··· Exercise data ···

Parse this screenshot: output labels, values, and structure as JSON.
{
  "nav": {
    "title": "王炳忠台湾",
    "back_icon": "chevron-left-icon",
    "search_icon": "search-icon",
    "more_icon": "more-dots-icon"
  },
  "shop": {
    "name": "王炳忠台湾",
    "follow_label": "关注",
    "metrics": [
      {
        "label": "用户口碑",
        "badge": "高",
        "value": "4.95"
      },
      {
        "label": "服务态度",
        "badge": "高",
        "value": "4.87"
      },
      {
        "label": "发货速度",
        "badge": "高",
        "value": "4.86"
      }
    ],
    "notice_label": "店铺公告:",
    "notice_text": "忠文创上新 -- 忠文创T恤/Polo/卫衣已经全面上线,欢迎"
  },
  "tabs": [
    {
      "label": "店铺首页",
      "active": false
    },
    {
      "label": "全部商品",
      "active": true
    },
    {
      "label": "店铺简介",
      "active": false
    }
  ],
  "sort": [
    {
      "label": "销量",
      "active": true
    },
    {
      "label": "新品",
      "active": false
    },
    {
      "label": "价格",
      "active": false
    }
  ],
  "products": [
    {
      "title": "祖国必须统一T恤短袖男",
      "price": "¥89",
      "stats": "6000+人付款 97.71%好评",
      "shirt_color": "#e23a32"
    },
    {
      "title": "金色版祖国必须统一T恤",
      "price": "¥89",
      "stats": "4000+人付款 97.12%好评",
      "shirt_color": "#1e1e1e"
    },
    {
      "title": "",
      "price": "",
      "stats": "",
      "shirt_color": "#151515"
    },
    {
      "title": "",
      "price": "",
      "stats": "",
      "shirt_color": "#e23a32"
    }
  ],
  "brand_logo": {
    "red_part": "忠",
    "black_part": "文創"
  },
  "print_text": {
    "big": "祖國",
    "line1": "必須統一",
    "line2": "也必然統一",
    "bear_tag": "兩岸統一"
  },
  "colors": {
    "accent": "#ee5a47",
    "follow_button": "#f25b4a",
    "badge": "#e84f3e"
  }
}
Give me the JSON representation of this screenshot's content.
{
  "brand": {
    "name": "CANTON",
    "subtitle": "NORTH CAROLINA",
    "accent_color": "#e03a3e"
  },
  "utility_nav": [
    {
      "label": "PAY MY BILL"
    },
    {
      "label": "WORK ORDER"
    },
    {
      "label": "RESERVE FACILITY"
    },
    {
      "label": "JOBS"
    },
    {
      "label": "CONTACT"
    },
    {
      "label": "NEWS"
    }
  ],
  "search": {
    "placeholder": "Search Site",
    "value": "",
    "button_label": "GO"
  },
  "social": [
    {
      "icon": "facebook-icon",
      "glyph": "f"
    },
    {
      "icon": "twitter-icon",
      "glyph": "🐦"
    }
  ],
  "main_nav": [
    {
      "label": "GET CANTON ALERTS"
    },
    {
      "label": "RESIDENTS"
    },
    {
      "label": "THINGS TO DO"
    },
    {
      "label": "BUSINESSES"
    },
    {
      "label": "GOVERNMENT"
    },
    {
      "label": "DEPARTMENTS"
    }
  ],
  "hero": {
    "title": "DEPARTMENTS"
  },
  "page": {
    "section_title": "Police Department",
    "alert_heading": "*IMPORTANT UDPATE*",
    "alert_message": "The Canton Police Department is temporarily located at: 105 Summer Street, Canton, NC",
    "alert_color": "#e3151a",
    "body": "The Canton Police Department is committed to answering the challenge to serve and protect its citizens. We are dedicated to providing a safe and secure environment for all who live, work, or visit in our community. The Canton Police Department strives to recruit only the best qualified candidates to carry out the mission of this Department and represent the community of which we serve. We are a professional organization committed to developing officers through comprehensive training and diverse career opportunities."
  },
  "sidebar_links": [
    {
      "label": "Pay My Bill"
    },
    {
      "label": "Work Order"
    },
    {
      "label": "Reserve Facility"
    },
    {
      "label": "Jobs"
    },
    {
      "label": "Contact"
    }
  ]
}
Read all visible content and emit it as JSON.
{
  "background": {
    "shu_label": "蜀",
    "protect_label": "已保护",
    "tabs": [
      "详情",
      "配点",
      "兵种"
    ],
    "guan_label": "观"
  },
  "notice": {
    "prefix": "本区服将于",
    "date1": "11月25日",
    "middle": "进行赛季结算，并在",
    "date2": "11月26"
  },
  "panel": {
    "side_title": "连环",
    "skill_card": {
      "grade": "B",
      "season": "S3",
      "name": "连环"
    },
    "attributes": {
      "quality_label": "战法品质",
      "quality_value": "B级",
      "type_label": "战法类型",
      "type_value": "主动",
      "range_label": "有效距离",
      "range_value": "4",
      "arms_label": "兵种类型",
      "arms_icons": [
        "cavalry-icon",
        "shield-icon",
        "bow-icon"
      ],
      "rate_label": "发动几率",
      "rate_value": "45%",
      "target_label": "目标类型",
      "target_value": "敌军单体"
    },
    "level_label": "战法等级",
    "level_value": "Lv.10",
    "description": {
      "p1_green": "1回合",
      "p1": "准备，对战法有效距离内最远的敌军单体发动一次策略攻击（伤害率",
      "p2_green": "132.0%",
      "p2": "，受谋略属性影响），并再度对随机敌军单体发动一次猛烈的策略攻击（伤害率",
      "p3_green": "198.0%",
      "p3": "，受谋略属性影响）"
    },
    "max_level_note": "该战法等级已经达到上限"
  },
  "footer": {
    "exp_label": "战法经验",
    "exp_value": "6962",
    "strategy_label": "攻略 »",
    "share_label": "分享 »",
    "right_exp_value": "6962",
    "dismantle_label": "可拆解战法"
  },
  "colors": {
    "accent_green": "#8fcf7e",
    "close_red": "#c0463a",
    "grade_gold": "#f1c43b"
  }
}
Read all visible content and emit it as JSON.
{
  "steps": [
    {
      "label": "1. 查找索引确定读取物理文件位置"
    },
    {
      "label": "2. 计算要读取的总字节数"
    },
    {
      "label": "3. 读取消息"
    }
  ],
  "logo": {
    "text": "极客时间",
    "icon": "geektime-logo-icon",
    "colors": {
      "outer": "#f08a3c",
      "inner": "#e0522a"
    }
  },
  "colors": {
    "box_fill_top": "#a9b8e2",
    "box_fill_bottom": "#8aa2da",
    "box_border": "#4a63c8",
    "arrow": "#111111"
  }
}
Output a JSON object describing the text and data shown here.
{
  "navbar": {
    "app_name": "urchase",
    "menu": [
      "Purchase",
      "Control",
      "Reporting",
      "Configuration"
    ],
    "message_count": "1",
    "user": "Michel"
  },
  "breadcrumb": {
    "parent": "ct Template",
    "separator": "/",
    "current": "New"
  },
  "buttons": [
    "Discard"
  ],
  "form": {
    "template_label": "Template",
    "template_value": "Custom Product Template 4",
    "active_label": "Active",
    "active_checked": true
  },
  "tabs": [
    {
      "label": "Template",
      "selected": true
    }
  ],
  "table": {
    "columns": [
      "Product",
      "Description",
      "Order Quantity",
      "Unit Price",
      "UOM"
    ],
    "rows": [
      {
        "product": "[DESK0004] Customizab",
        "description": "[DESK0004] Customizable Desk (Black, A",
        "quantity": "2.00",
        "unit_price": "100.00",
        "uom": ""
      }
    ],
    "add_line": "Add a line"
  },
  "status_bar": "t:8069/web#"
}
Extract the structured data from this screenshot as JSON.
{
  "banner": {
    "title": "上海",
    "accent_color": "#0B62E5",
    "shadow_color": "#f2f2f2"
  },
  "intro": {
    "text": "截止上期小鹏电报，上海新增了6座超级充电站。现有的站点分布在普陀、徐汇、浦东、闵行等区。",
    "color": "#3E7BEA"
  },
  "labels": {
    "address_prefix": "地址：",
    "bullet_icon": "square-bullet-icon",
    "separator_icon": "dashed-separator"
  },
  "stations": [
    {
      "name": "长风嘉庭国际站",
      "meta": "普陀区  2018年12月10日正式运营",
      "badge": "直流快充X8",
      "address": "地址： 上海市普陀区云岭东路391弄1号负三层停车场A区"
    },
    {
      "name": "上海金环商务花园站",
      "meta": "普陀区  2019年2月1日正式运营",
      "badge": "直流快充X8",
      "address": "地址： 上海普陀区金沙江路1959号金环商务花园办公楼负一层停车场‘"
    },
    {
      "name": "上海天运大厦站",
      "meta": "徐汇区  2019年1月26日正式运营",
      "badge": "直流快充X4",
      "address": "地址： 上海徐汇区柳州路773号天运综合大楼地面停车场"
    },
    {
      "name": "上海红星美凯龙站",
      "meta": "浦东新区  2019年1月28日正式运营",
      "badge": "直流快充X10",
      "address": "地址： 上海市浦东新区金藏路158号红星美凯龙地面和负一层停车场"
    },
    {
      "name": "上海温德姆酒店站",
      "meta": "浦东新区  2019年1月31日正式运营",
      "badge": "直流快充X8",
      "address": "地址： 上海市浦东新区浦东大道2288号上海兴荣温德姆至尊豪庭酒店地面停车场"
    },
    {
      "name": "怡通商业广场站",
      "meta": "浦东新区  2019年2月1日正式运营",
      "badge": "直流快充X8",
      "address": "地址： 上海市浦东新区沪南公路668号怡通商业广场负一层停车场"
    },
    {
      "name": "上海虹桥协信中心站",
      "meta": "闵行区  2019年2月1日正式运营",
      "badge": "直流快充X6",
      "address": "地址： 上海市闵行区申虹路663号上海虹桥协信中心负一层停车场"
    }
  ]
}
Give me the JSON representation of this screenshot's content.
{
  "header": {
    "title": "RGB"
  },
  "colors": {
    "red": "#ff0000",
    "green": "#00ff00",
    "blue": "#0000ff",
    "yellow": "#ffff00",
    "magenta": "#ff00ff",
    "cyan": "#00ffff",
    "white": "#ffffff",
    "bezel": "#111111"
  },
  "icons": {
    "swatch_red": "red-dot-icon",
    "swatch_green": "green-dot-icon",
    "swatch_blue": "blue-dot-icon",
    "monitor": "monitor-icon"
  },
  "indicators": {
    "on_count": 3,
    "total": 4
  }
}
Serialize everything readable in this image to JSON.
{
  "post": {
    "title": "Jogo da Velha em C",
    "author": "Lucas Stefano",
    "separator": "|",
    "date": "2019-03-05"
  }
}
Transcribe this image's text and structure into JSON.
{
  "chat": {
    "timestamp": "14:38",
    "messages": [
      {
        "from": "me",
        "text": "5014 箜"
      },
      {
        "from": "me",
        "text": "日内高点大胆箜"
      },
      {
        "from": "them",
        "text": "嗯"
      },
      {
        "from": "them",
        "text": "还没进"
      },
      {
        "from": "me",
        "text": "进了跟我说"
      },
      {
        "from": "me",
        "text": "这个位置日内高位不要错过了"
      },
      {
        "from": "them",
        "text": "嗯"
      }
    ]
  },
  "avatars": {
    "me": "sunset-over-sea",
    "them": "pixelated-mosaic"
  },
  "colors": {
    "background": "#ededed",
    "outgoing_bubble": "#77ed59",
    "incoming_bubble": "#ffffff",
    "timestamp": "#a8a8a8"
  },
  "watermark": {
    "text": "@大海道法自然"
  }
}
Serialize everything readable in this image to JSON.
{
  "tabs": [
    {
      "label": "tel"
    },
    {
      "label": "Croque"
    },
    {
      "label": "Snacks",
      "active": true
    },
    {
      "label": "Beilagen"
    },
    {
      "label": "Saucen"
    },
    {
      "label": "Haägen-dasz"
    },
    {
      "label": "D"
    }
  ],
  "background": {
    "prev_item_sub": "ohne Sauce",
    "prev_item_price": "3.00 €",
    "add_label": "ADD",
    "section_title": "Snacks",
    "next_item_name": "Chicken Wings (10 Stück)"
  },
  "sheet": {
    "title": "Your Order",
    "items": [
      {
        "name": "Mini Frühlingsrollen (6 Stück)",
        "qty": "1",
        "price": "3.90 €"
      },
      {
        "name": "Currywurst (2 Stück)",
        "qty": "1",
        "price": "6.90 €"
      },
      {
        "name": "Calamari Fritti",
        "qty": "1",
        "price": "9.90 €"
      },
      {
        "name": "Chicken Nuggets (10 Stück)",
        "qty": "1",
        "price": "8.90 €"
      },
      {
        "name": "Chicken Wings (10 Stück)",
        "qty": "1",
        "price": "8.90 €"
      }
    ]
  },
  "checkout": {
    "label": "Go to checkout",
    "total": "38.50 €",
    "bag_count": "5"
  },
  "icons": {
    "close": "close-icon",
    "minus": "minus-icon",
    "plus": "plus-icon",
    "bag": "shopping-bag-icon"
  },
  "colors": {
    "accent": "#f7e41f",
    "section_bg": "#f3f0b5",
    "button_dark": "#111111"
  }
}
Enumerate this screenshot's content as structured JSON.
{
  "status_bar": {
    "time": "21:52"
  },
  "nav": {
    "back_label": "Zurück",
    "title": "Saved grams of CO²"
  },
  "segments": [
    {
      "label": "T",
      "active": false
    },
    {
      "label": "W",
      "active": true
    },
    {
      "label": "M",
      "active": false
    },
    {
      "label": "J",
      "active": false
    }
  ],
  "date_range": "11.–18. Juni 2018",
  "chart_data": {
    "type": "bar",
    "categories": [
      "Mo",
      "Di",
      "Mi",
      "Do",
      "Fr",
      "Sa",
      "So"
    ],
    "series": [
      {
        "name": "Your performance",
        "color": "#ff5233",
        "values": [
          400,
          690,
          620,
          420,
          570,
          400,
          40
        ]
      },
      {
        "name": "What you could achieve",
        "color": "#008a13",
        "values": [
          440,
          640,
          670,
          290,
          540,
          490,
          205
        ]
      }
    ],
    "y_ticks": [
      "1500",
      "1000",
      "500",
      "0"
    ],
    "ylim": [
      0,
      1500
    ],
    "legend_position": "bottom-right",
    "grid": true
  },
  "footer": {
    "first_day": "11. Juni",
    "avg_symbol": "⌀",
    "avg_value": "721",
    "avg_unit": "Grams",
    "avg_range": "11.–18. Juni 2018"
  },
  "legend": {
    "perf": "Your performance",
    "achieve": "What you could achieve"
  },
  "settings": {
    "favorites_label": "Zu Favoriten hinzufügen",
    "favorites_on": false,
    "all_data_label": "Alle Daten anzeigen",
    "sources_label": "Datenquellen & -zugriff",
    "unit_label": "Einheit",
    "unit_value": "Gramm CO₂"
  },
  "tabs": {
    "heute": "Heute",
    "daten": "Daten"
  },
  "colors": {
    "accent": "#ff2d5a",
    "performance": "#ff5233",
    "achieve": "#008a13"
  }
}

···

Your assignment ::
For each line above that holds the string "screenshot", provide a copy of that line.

Solution ::
Parse this screenshot: output labels, values, and structure as JSON.
Give me the JSON representation of this screenshot's content.
Extract the structured data from this screenshot as JSON.
Give me the JSON representation of this screenshot's content.
Enumerate this screenshot's content as structured JSON.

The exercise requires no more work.